Bantock’s Hebridean Symphony was an undertaking of love; love for his native Scotland, love for the music of Scotland, and love for the beauty of the land, especially, and obviously, the inner and outer islands of the Hebrides.
Per Keith Anderson, who wrote the liner notes for the album from which this performance was taken, the symphony is, “A work of brooding mystery and impetuous drama”. I certainly agree. Anderson then goes on to state that Bantock had a, ” romantic preoccupation with the Hebrides and other aspects of Celctic culture”. Anderson calls this work a, “work of some power,… that is ambitious, dramatic, occasionally grandiose, suggesting in a demanding score,…something of his own conception of a Celctic world with which he had renewed acquantance by a walking tour of the Highlands as a necessary preparation for the symphony”. Anderson sums up all too well the massive beauty and ethereal qualities of Northern Scotland.
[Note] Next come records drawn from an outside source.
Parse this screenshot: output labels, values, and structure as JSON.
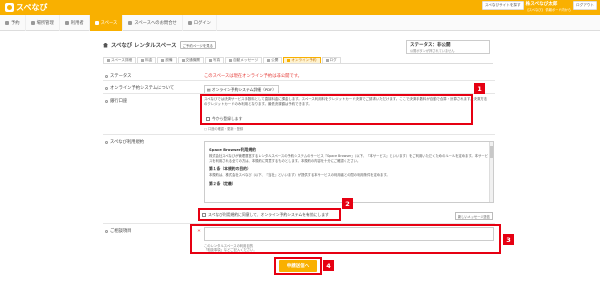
{
  "app": {
    "logo_text": "スペなび"
  },
  "topbar": {
    "search_btn": "スペなびサイトを探す",
    "user_name": "株スペなび太郎",
    "logout_btn": "ログアウト",
    "sub_links": "【スペなび】 情報ボード内から"
  },
  "nav": {
    "items": [
      {
        "label": "予約"
      },
      {
        "label": "場所管理"
      },
      {
        "label": "利用者"
      },
      {
        "label": "スペース"
      },
      {
        "label": "スペースへのお問合せ"
      },
      {
        "label": "ログイン"
      }
    ]
  },
  "page": {
    "title": "スペなび レンタルスペース",
    "title_btn": "ご予約ページを見る",
    "status_line1": "ステータス：非公開",
    "status_line2": "公開ボタンが押されていません"
  },
  "tabs": [
    {
      "label": "スペース詳細"
    },
    {
      "label": "料金"
    },
    {
      "label": "設備"
    },
    {
      "label": "交通機関"
    },
    {
      "label": "写真"
    },
    {
      "label": "自動メッセージ"
    },
    {
      "label": "公開"
    },
    {
      "label": "オンライン予約"
    },
    {
      "label": "ログ"
    }
  ],
  "form": {
    "status_label": "ステータス",
    "status_value": "このスペースは現在オンライン予約は非公開です。",
    "about_label": "オンライン予約システムについて",
    "pdf_link": "オンライン予約システム詳細（PDF）",
    "payment_label": "銀行口座",
    "payment_text": "スペなびでは決済サービス手数料として直接料金に課金します。スペース利用料をクレジットカード決済でご請求いただけます。ここで決済手数料が自動で合算・計算されます。決済方法のクレジットカードのみ利用となります。最低決済額は予約できます。",
    "payment_checkbox": "今から登録します",
    "confirm_link": "口座の確認・更新・登録",
    "terms_label": "スペなび利用規約",
    "terms": [
      {
        "head": "Space Browser利用規約",
        "body": "株式会社スペなびが管理運営するレンタルスペースの予約システムのサービス『Space Browser』（以下、『本サービス』といいます）をご利用いただくためのルールを定めます。本サービスを利用される全ての方は、本規約に同意するものとします。本規約の内容を十分にご確認ください。"
      },
      {
        "head": "第１条（本規約の目的）",
        "body": "本規約は、株式会社スペなび（以下、『当社』といいます）が提供する本サービスの利用者との間の利用条件を定めます。"
      },
      {
        "head": "第２条（定義）",
        "body": ""
      }
    ],
    "agree_checkbox": "スペなび利用規約に同意して、オンライン予約システムを有効にします",
    "msg_button": "新しいメッセージ送信",
    "inquiry_label": "ご相談項目",
    "req_mark": "＊",
    "hint": "このレンタルスペースの利用目的\n「相談事項」などご記入ください。",
    "submit": "申請送信へ"
  },
  "badges": [
    "1",
    "2",
    "3",
    "4"
  ]
}
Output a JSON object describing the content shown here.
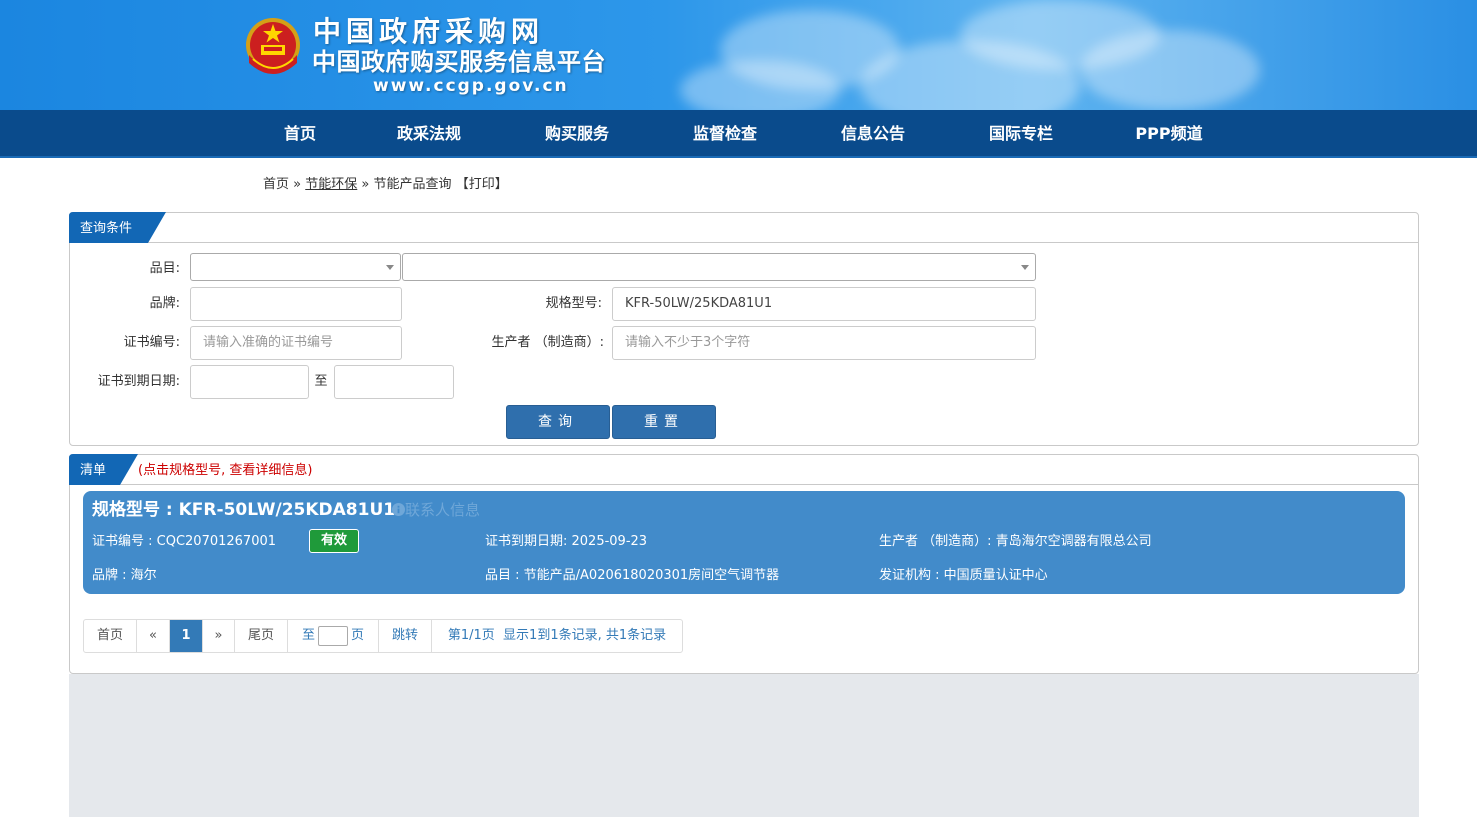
{
  "header": {
    "site_name": "中国政府采购网",
    "site_subtitle": "中国政府购买服务信息平台",
    "site_url": "www.ccgp.gov.cn"
  },
  "nav": [
    "首页",
    "政采法规",
    "购买服务",
    "监督检查",
    "信息公告",
    "国际专栏",
    "PPP频道"
  ],
  "breadcrumb": {
    "home": "首页",
    "sep1": "»",
    "section": "节能环保",
    "sep2": "»",
    "page": "节能产品查询",
    "print": "【打印】"
  },
  "query_panel": {
    "title": "查询条件",
    "category_label": "品目:",
    "brand_label": "品牌:",
    "brand_value": "",
    "model_label": "规格型号:",
    "model_value": "KFR-50LW/25KDA81U1",
    "cert_no_label": "证书编号:",
    "cert_no_placeholder": "请输入准确的证书编号",
    "manufacturer_label": "生产者 （制造商）:",
    "manufacturer_placeholder": "请输入不少于3个字符",
    "expiry_label": "证书到期日期:",
    "to_label": "至",
    "search_button": "查询",
    "reset_button": "重置"
  },
  "list_panel": {
    "title": "清单",
    "hint": "(点击规格型号, 查看详细信息)"
  },
  "result": {
    "model_title": "规格型号 : KFR-50LW/25KDA81U1",
    "contact_link": "联系人信息",
    "cert_no": "证书编号 : CQC20701267001",
    "status": "有效",
    "expiry": "证书到期日期: 2025-09-23",
    "manufacturer": "生产者 （制造商）: 青岛海尔空调器有限总公司",
    "brand": "品牌 : 海尔",
    "category": "品目 : 节能产品/A020618020301房间空气调节器",
    "issuer": "发证机构 : 中国质量认证中心"
  },
  "pagination": {
    "first": "首页",
    "prev": "«",
    "current": "1",
    "next": "»",
    "last": "尾页",
    "goto_prefix": "至",
    "goto_suffix": "页",
    "jump": "跳转",
    "summary": "第1/1页  显示1到1条记录, 共1条记录"
  },
  "colors": {
    "nav_bg": "#0a4b8c",
    "accent": "#1267b5",
    "card_bg": "#428bca",
    "valid_badge": "#1f9a3a",
    "hint_red": "#cc0000"
  }
}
Anderson’s summation is excellent, in my humble opinion, where he states that, “The music grows in intensity from the mists of the opening to an impressive storm, war, a love-lament and a stirring song of victory, before the mists close in once more.
A beautiful piece, written by an oft forgotten wonder of England.
Performed by the Czecho-Slovak State Philharmonic (Kosice) under Adrian Leaper.
(Performed by the Northern Chamber Orchestra under the direction of Nicholas Ward.)
“Mendelssohn wrote his twelve String Symphonies between 1821 and 1823. The first seven were all composed in 1821, with the eighth a year later, dated 27th November 1822, and the ninth, tenth, eleventh, and twelfth, completed in March, May, July and September 1823 respectively. A thirteenth symphony, started in December that year, was replaced by a fully orchestrated work, to become his Symphony No. 1 in C major, Op. 11. The string symphonies were written when Mendelssohn was a pupil of Zelter and reflect the inclinations of the teacher and Mendelssohn’s own clear debt to earlier classical models, with an increasing interest in the contrapuntal practices of Bach and Handel. This last is evident in the minor key Andante of the String Symphony No. 2 in D major, with its exploration of contrasting string textures, with a more classical use of imitative counterpoint in the final Allegro vivace.” – Keith Anderson
Drawing: Boy Copying the Head of a Roman Emperor, Michael Sweerts